    The Case-Construction after the Comparative In Latin
    Book Description:

    Beginning with the belief that a blind confidence in tradition has been responsible for many mistakes in our understanding of Latin syntax, K. P. R. Neville sets out in this book to formulate an accurate principle of syntactical usage for a single idiom-the comparative construction-by presenting as complete a body of material employing this construction from examples in the literature of the Roman Republic, including excerpts of works by Plautus, Lucretius, Cicero, Varro, Caesar, Terence, and Sallust, among others. "Only when the material for forming a judgment is statistically complete," Neville writes, "can we undertake with confidence to state a principle of syntactical usage."

    eISBN: 978-0-8014-6657-1
    Subjects: Language & Literature

Table of Contents

  1. Front Matter
    (pp. [i]-[iii])
  2. Table of Contents
    (pp. [iv]-[v])
  3. INTRODUCTORY Scope and Purpose of the Investigation
    (pp. 1-3)

    Tradition is a factor whose potency in moulding the conceptions and methods of thought of the present is beyond question. It is in matters of religious and social institutions, perhaps, that we oftenest see the result of its influence ; no enthusiast as yet, however, has felt himself called upon to point out that a blind confidence in tradition is responsible for many mistakes in our current Latin syntax. For example, we have always believed, without hesitation, the doctrine of the grammarians¹ who in their treatment of refert and interest state that ‘this interests you’ is rendered by...

  4. THE CASE-CONSTRUCTION AFTER THE COMPARATIVE IN LATIN
    (pp. 4-87)

    The comparison is instituted with a nominative ;

    The adjective agrees with some noun in the genitive, dative, or ablative ; quam with the nominative always follows.

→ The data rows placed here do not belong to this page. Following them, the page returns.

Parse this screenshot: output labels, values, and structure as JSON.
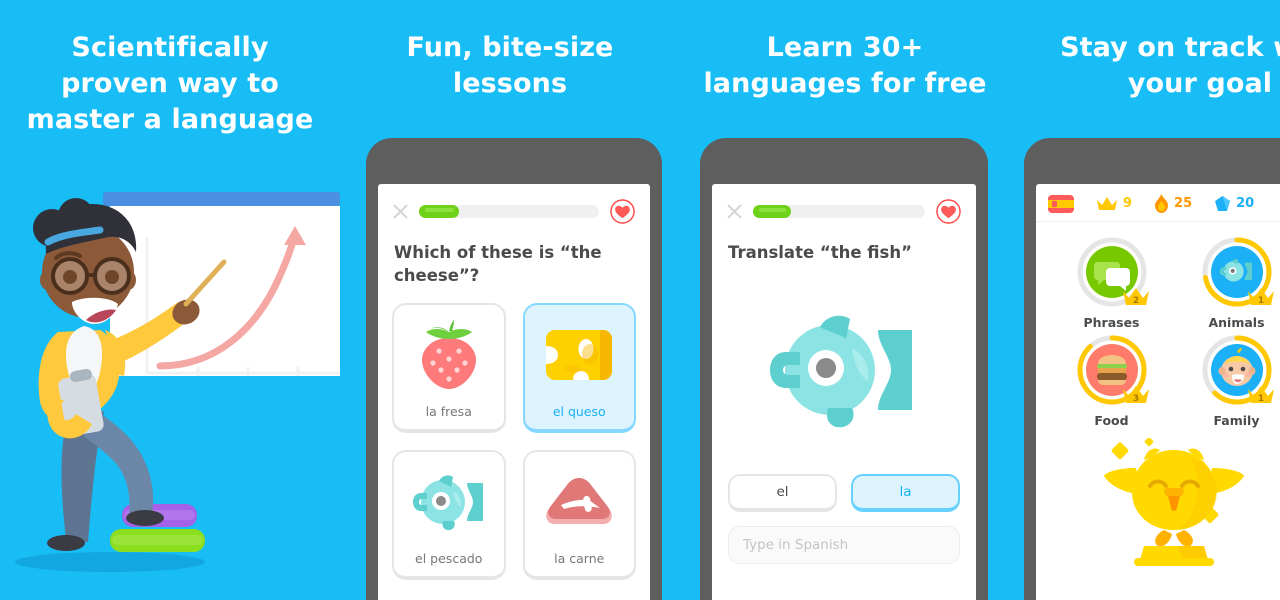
{
  "background_color": "#19bdf5",
  "panels": [
    {
      "id": "panel-science",
      "headline": "Scientifically\nproven way to\nmaster a language",
      "illustration": "teacher-pointing-at-growth-chart"
    },
    {
      "id": "panel-lessons",
      "headline": "Fun, bite-size\nlessons",
      "lesson": {
        "close_icon": "close-icon",
        "progress_percent": 22,
        "hearts_icon": "heart-icon",
        "question": "Which of these is “the cheese”?",
        "answers": [
          {
            "label": "la fresa",
            "icon": "strawberry-icon",
            "selected": false
          },
          {
            "label": "el queso",
            "icon": "cheese-icon",
            "selected": true
          },
          {
            "label": "el pescado",
            "icon": "fish-icon",
            "selected": false
          },
          {
            "label": "la carne",
            "icon": "meat-icon",
            "selected": false
          }
        ]
      }
    },
    {
      "id": "panel-languages",
      "headline": "Learn 30+\nlanguages for free",
      "lesson": {
        "close_icon": "close-icon",
        "progress_percent": 22,
        "hearts_icon": "heart-icon",
        "question": "Translate “the fish”",
        "prompt_icon": "fish-icon",
        "word_bank": [
          {
            "label": "el",
            "selected": false
          },
          {
            "label": "la",
            "selected": true
          }
        ],
        "input_placeholder": "Type in Spanish"
      }
    },
    {
      "id": "panel-goal",
      "headline": "Stay on track with\nyour goal",
      "home": {
        "status": [
          {
            "name": "language-flag",
            "icon": "spain-flag-icon",
            "value": ""
          },
          {
            "name": "crown-count",
            "icon": "crown-icon",
            "value": "9"
          },
          {
            "name": "streak-count",
            "icon": "flame-icon",
            "value": "25"
          },
          {
            "name": "gem-count",
            "icon": "gem-icon",
            "value": "20"
          }
        ],
        "skills": [
          {
            "name": "Phrases",
            "icon": "speech-bubbles-icon",
            "color": "#78c800",
            "crown": "2",
            "progress": 100,
            "ring_color": "#e5e5e5"
          },
          {
            "name": "Animals",
            "icon": "fish-icon",
            "color": "#1cb0f6",
            "crown": "1",
            "progress": 72,
            "ring_color": "#ffc800"
          },
          {
            "name": "Food",
            "icon": "burger-icon",
            "color": "#ff7b6b",
            "crown": "3",
            "progress": 88,
            "ring_color": "#ffc800"
          },
          {
            "name": "Family",
            "icon": "baby-face-icon",
            "color": "#1cb0f6",
            "crown": "1",
            "progress": 62,
            "ring_color": "#ffc800"
          }
        ],
        "mascot": "duo-owl-trophy-icon"
      }
    }
  ]
}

    Cas.73 : maioreque opere ibi serviles nuptiae Quam liberales etiam curari soient. Merc. 817 : Ecastor lege dura vivont mulieres Multoque iniquiore miserae quam viri. Trin. 1029 : Potius in maiore honore hic essent quam mores mali. Here the quam might be due to the presence of the adverb potius (Category XXI); but it is quité as probable that maiore is the factor that leads to the employment of quam.

    IV, 480 :...

  5. Back Matter
    (pp. 88-89)